= Entries shown =
##########

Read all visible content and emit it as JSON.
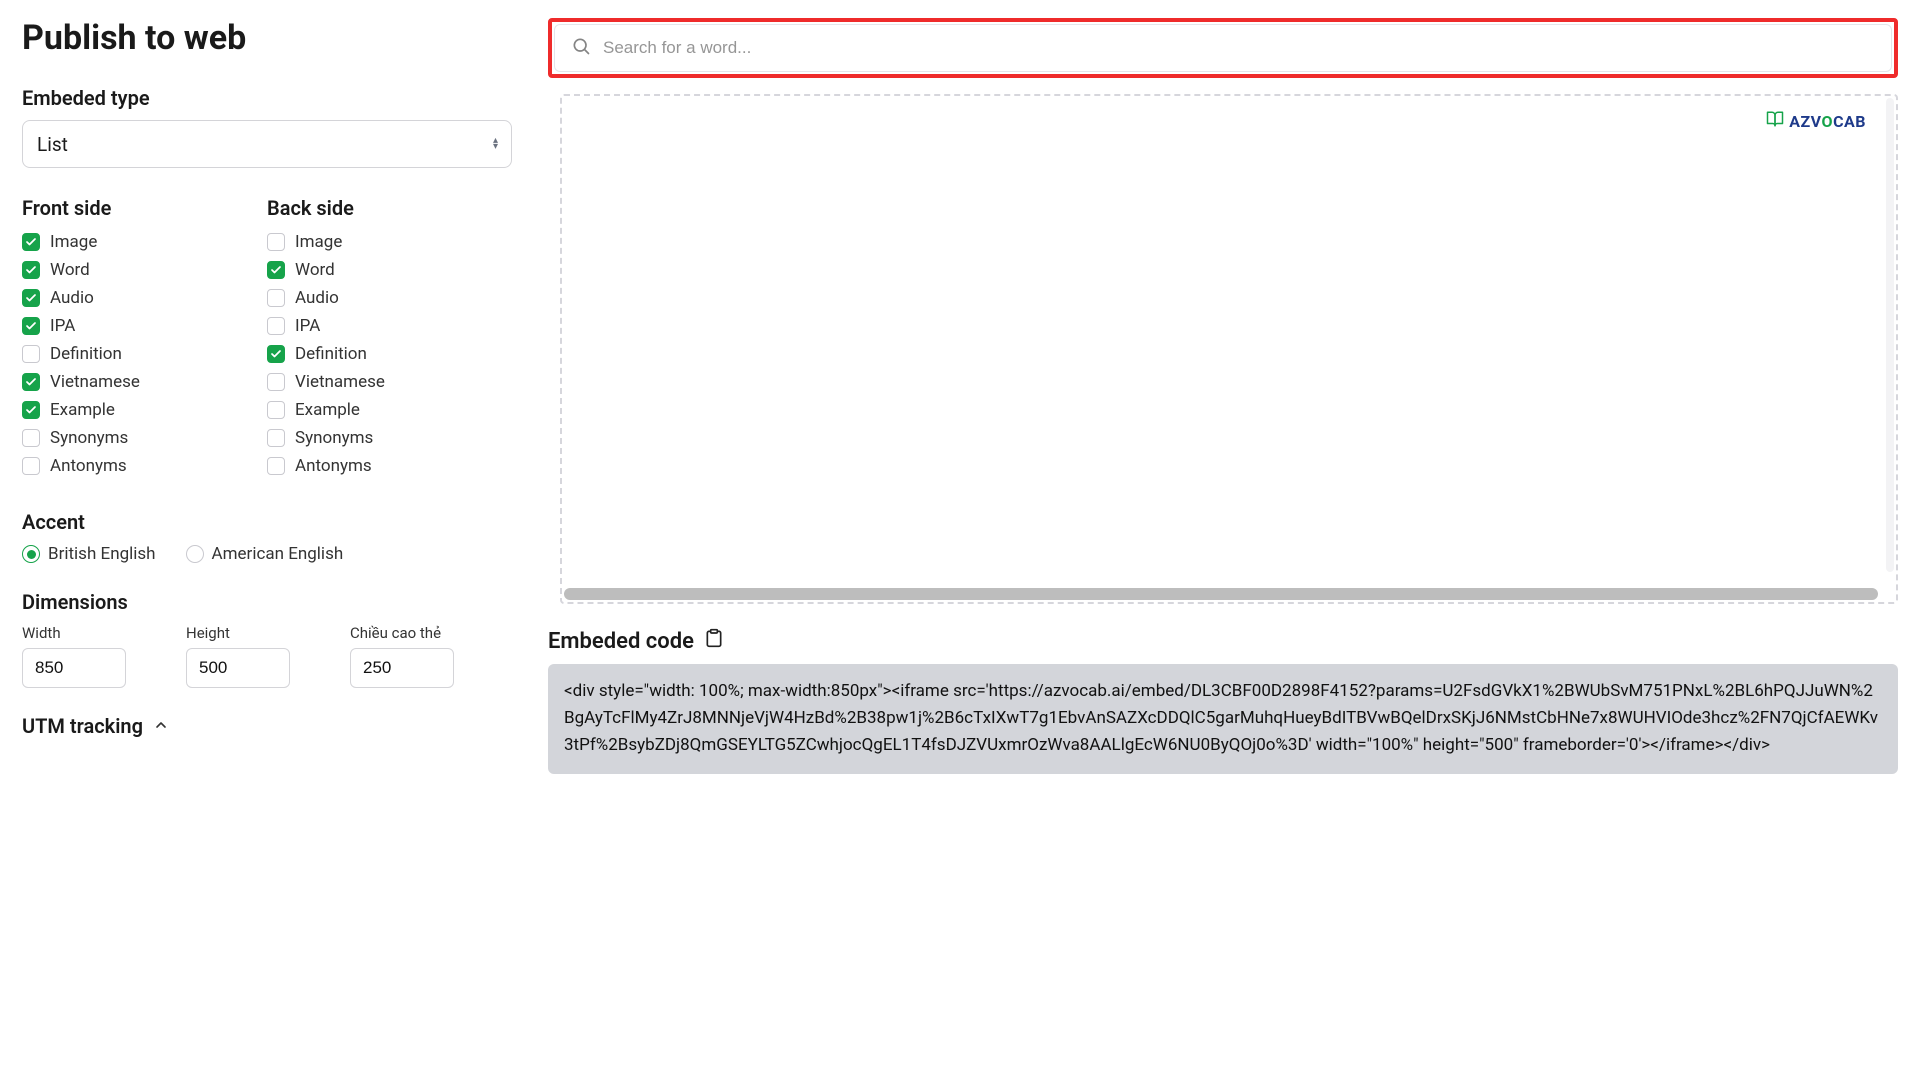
{
  "page": {
    "title": "Publish to web"
  },
  "embedType": {
    "label": "Embeded type",
    "value": "List"
  },
  "frontSide": {
    "title": "Front side",
    "items": [
      {
        "label": "Image",
        "checked": true
      },
      {
        "label": "Word",
        "checked": true
      },
      {
        "label": "Audio",
        "checked": true
      },
      {
        "label": "IPA",
        "checked": true
      },
      {
        "label": "Definition",
        "checked": false
      },
      {
        "label": "Vietnamese",
        "checked": true
      },
      {
        "label": "Example",
        "checked": true
      },
      {
        "label": "Synonyms",
        "checked": false
      },
      {
        "label": "Antonyms",
        "checked": false
      }
    ]
  },
  "backSide": {
    "title": "Back side",
    "items": [
      {
        "label": "Image",
        "checked": false
      },
      {
        "label": "Word",
        "checked": true
      },
      {
        "label": "Audio",
        "checked": false
      },
      {
        "label": "IPA",
        "checked": false
      },
      {
        "label": "Definition",
        "checked": true
      },
      {
        "label": "Vietnamese",
        "checked": false
      },
      {
        "label": "Example",
        "checked": false
      },
      {
        "label": "Synonyms",
        "checked": false
      },
      {
        "label": "Antonyms",
        "checked": false
      }
    ]
  },
  "accent": {
    "label": "Accent",
    "options": [
      {
        "label": "British English",
        "selected": true
      },
      {
        "label": "American English",
        "selected": false
      }
    ]
  },
  "dimensions": {
    "label": "Dimensions",
    "width": {
      "label": "Width",
      "value": "850"
    },
    "height": {
      "label": "Height",
      "value": "500"
    },
    "cardHeight": {
      "label": "Chiều cao thẻ",
      "value": "250"
    }
  },
  "utm": {
    "label": "UTM tracking"
  },
  "search": {
    "placeholder": "Search for a word..."
  },
  "brand": {
    "text": "AZVOCAB"
  },
  "embedCode": {
    "label": "Embeded code",
    "code": "<div style=\"width: 100%; max-width:850px\"><iframe src='https://azvocab.ai/embed/DL3CBF00D2898F4152?params=U2FsdGVkX1%2BWUbSvM751PNxL%2BL6hPQJJuWN%2BgAyTcFlMy4ZrJ8MNNjeVjW4HzBd%2B38pw1j%2B6cTxIXwT7g1EbvAnSAZXcDDQlC5garMuhqHueyBdITBVwBQelDrxSKjJ6NMstCbHNe7x8WUHVIOde3hcz%2FN7QjCfAEWKv3tPf%2BsybZDj8QmGSEYLTG5ZCwhjocQgEL1T4fsDJZVUxmrOzWva8AALlgEcW6NU0ByQOj0o%3D' width=\"100%\" height=\"500\" frameborder='0'></iframe></div>"
  }
}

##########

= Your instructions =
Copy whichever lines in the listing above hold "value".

= Response area =
    "value": "List"
      "value": "850"
      "value": "500"
      "value": "250"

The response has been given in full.